Dataset excerpts

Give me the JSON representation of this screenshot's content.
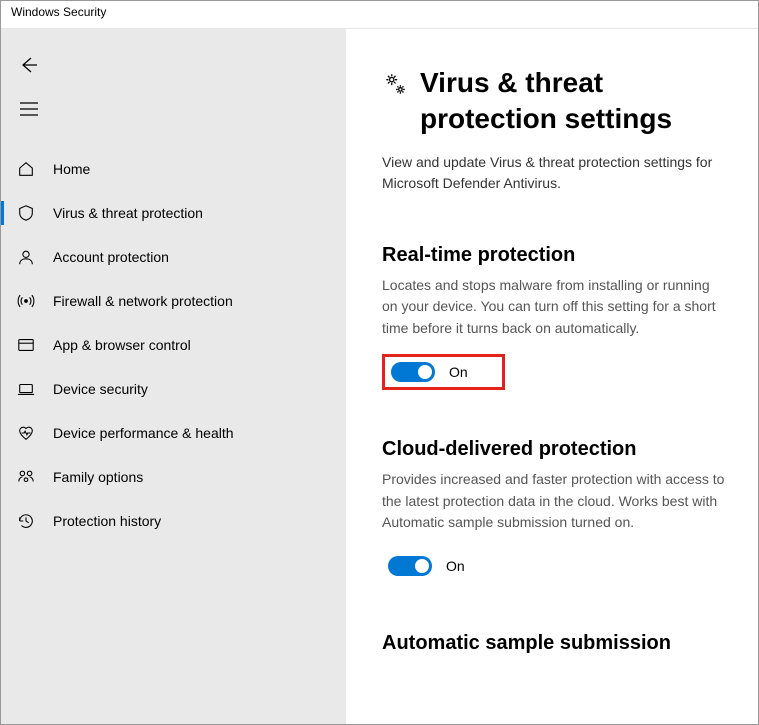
{
  "window": {
    "title": "Windows Security"
  },
  "sidebar": {
    "items": [
      {
        "label": "Home"
      },
      {
        "label": "Virus & threat protection"
      },
      {
        "label": "Account protection"
      },
      {
        "label": "Firewall & network protection"
      },
      {
        "label": "App & browser control"
      },
      {
        "label": "Device security"
      },
      {
        "label": "Device performance & health"
      },
      {
        "label": "Family options"
      },
      {
        "label": "Protection history"
      }
    ]
  },
  "page": {
    "title": "Virus & threat protection settings",
    "subtitle": "View and update Virus & threat protection settings for Microsoft Defender Antivirus."
  },
  "sections": {
    "realtime": {
      "title": "Real-time protection",
      "desc": "Locates and stops malware from installing or running on your device. You can turn off this setting for a short time before it turns back on automatically.",
      "state": "On"
    },
    "cloud": {
      "title": "Cloud-delivered protection",
      "desc": "Provides increased and faster protection with access to the latest protection data in the cloud. Works best with Automatic sample submission turned on.",
      "state": "On"
    },
    "sample": {
      "title": "Automatic sample submission"
    }
  }
}
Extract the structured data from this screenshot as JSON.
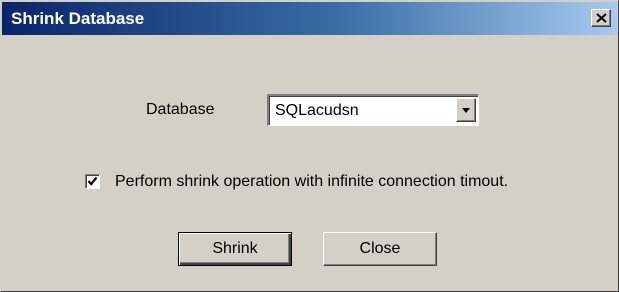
{
  "window": {
    "title": "Shrink Database",
    "close_icon": "close-x-icon",
    "colors": {
      "titlebar_start": "#0a246a",
      "titlebar_end": "#a6caf0",
      "face": "#d4d0c8"
    }
  },
  "form": {
    "database_label": "Database",
    "database_value": "SQLacudsn",
    "dropdown_icon": "chevron-down-icon",
    "checkbox_label": "Perform shrink operation with infinite connection timout.",
    "checkbox_checked": true
  },
  "buttons": {
    "shrink_label": "Shrink",
    "close_label": "Close"
  }
}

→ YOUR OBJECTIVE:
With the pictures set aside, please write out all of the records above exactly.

→ RESULT OF THE EXERCISE:
Give me the JSON representation of this screenshot's content.
{
  "window": {
    "title": "Windows Security"
  },
  "sidebar": {
    "items": [
      {
        "label": "Home"
      },
      {
        "label": "Virus & threat protection"
      },
      {
        "label": "Account protection"
      },
      {
        "label": "Firewall & network protection"
      },
      {
        "label": "App & browser control"
      },
      {
        "label": "Device security"
      },
      {
        "label": "Device performance & health"
      },
      {
        "label": "Family options"
      },
      {
        "label": "Protection history"
      }
    ]
  },
  "page": {
    "title": "Virus & threat protection settings",
    "subtitle": "View and update Virus & threat protection settings for Microsoft Defender Antivirus."
  },
  "sections": {
    "realtime": {
      "title": "Real-time protection",
      "desc": "Locates and stops malware from installing or running on your device. You can turn off this setting for a short time before it turns back on automatically.",
      "state": "On"
    },
    "cloud": {
      "title": "Cloud-delivered protection",
      "desc": "Provides increased and faster protection with access to the latest protection data in the cloud. Works best with Automatic sample submission turned on.",
      "state": "On"
    },
    "sample": {
      "title": "Automatic sample submission"
    }
  }
}
Extract the structured data from this screenshot as JSON.
{
  "window": {
    "title": "Shrink Database",
    "close_icon": "close-x-icon",
    "colors": {
      "titlebar_start": "#0a246a",
      "titlebar_end": "#a6caf0",
      "face": "#d4d0c8"
    }
  },
  "form": {
    "database_label": "Database",
    "database_value": "SQLacudsn",
    "dropdown_icon": "chevron-down-icon",
    "checkbox_label": "Perform shrink operation with infinite connection timout.",
    "checkbox_checked": true
  },
  "buttons": {
    "shrink_label": "Shrink",
    "close_label": "Close"
  }
}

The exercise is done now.